Furthermore, in many of the prior cases where gruesome photos were admitted at trial, the photos were admitted during the sentencing phase of a capital murder trial, not during the guilt phase of a non-capital case. In Nelson, the photos were admitted during the guilt phase of a murder trial where the only issue at trial was who committed the murder.

Nelson claimed that her boyfriend committed the murder, and the boyfriend claimed that she committed the murder, but all parties agreed that the victim was murdered. The nature of the wounds and the victim’s death were not contested.

Autopsy Photos and Rule 403, SC Rules of Evidence

Rule 402, SC Rules of Evidence, states the obvious – relevant evidence is admissible, and evidence that is not relevant is not admissible.

Rule 403 states that, even when evidence is relevant, it can be excluded “if its probative value is substantially outweighed by the danger of unfair prejudice, confusion of the issues, or misleading the jury, or by considerations of undue delay, waste of time, or needless presentation of cumulative evidence.”

In Nelson, the autopsy photos simply weren’t relevant – the death was proven, no one disputed that the victim was murdered, and the only issue for the jurors to decide was who committed the murder (“…the information depicted in the photos was not in dispute and the scant evidentiary value they did contain was negated by the forensic examiner’s testimony”).

To the extent that there was any probative value to the autopsy photos, it was substantially outweighed by the prejudicial effect on the jurors:

…we note these photos provide no insight as to who killed Victim. Thus, we do not believe the autopsy photos corroborate Daniel’s testimony that Carmie killed Victim.

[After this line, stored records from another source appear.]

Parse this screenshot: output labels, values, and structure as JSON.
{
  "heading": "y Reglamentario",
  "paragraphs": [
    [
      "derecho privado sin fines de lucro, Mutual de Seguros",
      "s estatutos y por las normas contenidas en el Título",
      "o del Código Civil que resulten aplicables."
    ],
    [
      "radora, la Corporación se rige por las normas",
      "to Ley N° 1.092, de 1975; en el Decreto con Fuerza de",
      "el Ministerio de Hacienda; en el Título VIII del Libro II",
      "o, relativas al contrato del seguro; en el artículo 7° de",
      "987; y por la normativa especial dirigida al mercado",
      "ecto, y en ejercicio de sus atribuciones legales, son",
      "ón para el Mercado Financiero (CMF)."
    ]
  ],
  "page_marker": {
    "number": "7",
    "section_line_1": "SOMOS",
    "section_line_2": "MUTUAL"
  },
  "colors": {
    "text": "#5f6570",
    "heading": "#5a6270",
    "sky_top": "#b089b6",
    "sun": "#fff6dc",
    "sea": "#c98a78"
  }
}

Under a Rule 403, SCRE, analysis, the photos had limited probative value. In this instance, where the photos were not needed to prove an issue in the case, the State should have heeded our warning in Torres to resist pushing the envelope on admissibility to gain a victory which was likely already assured.

The admission of these excessively gruesome autopsy photos unnecessarily created the potential for the jury to convict Carmie of the murder based on inflamed emotions in a case where the jury was provided with undisputed evidence as to how Victim died, as well as ample evidence that she had been killed with malice, whether by Carmie or Daniel.

What happens to Nelson now that her conviction has been overturned?

She gets another chance – “another bite at the apple.” Her case will be sent back to Charleston County, where she will be tried for murder again unless her attorney can negotiate a plea agreement with the solicitor’s office.

Criminal Defense Lawyers in Charleston, SC

Charleston, SC criminal defense attorney Grant B. Smaldone represents people charged with crimes in SC state and federal courts and has extensive trial experience in all types of criminal cases from traffic offenses to murder.

If you have been charged with a crime or believe you are under investigation in the Charleston, Georgetown, or Myrtle Beach areas of SC, call now at (843) 808-2100 or email to schedule a free consultation.